→ WHAT THE TASK ASKS:
A line qualifies if it holds the string "JSON". Copy every qualifying line from the records.

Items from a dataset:
-----
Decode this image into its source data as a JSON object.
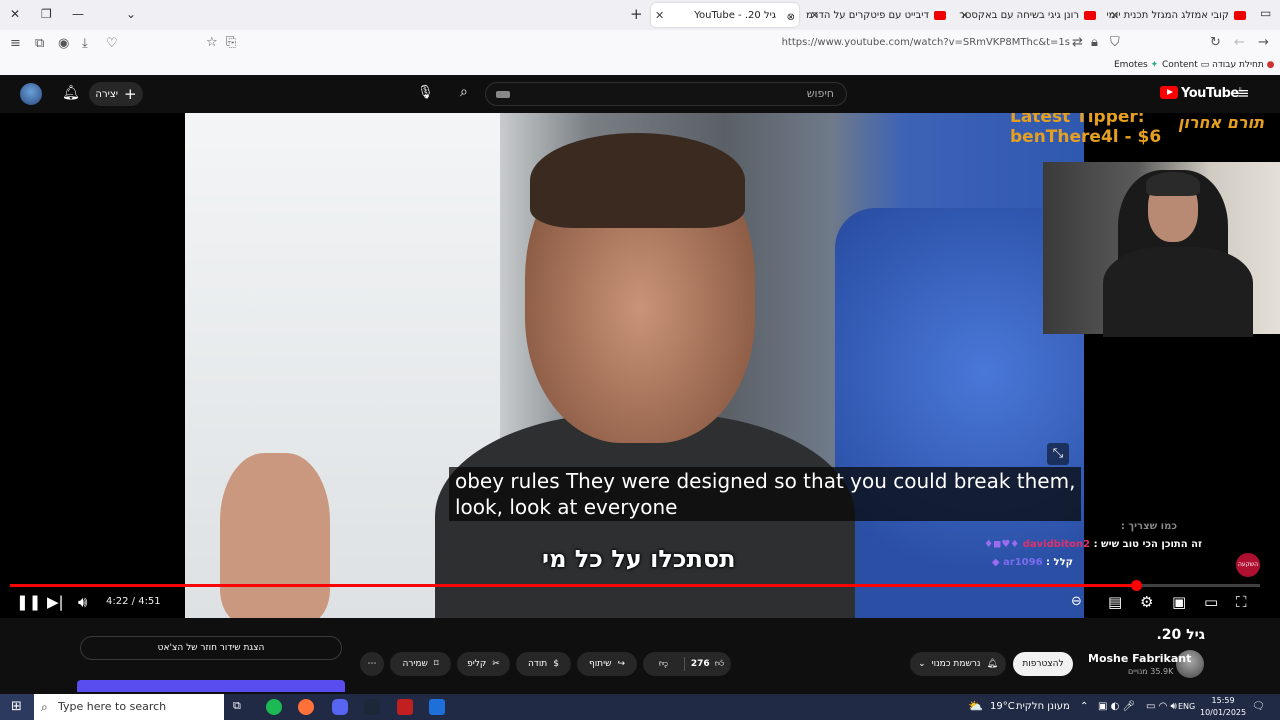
{
  "browser": {
    "tabs": [
      {
        "label": "קובי אמזלג המגזל תכנית יומית כ",
        "active": false
      },
      {
        "label": "רונן גיגי בשיחה עם באקסטר בליי",
        "active": false
      },
      {
        "label": "דיבייט עם פיטקרים על הדרמה, כ",
        "active": false
      },
      {
        "label": "גיל 20. - YouTube",
        "active": true
      }
    ],
    "url": "https://www.youtube.com/watch?v=SRmVKP8MThc&t=1s",
    "bookmarks": {
      "emotes": "Emotes",
      "content": "Content",
      "work_start": "תחילת עבודה"
    }
  },
  "youtube": {
    "logo": "YouTube",
    "logo_region": "IL",
    "search_placeholder": "חיפוש",
    "create_label": "יצירה"
  },
  "player": {
    "subtitle_en_line1": "obey rules  They were designed so that you could break them,",
    "subtitle_en_line2": "look, look at everyone",
    "subtitle_heb": "תסתכלו על כל מי",
    "tipper_label": "Latest Tipper:",
    "tipper_name": "benThere4l - $6",
    "tipper_heb": "תורם אחרון",
    "chat": [
      {
        "text": "כמו שצריך :"
      },
      {
        "user": "davidbiton2",
        "text": "זה התוכן הכי טוב שיש :"
      },
      {
        "user": "ar1096",
        "text": "קלל :"
      }
    ],
    "chat_badge": "השקעה",
    "current_time": "4:22",
    "duration": "4:51",
    "progress": 0.901
  },
  "below": {
    "title": "גיל 20.",
    "channel": "Moshe Fabrikant",
    "subscribers": "35.9K מנויים",
    "subscribe": "להצטרפות",
    "subscribed": "נרשמת כמנוי",
    "likes": "276",
    "share": "שיתוף",
    "thanks": "תודה",
    "clip": "קליפ",
    "save": "שמירה",
    "chat_replay": "הצגת שידור חוזר של הצ'אט"
  },
  "taskbar": {
    "search_placeholder": "Type here to search",
    "weather": "19°C",
    "weather_desc": "מעונן חלקית",
    "lang": "ENG",
    "time": "15:59",
    "date": "10/01/2025"
  }
}
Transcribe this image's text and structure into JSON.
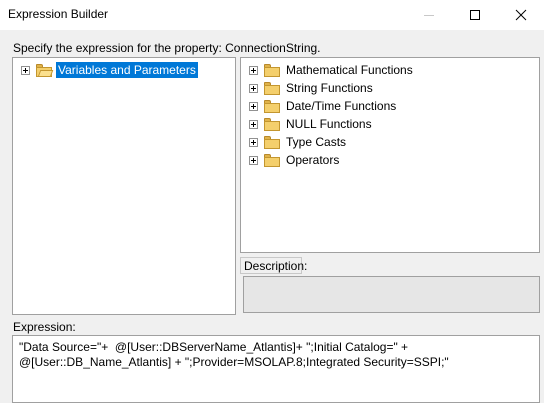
{
  "window": {
    "title": "Expression Builder"
  },
  "prompt": "Specify the expression for the property: ConnectionString.",
  "left_tree": {
    "items": [
      {
        "label": "Variables and Parameters",
        "selected": true
      }
    ]
  },
  "right_tree": {
    "items": [
      {
        "label": "Mathematical Functions"
      },
      {
        "label": "String Functions"
      },
      {
        "label": "Date/Time Functions"
      },
      {
        "label": "NULL Functions"
      },
      {
        "label": "Type Casts"
      },
      {
        "label": "Operators"
      }
    ]
  },
  "description": {
    "label": "Description:",
    "value": ""
  },
  "expression": {
    "label": "Expression:",
    "value": "\"Data Source=\"+  @[User::DBServerName_Atlantis]+ \";Initial Catalog=\" + @[User::DB_Name_Atlantis] + \";Provider=MSOLAP.8;Integrated Security=SSPI;\""
  },
  "colors": {
    "selection": "#0078d7",
    "folder": "#f4cf6c",
    "background": "#f0f0f0"
  }
}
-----
→ YOUR SOLUTION:
Decode this image into its source data as a JSON object.
Transcribe this image's text and structure into JSON.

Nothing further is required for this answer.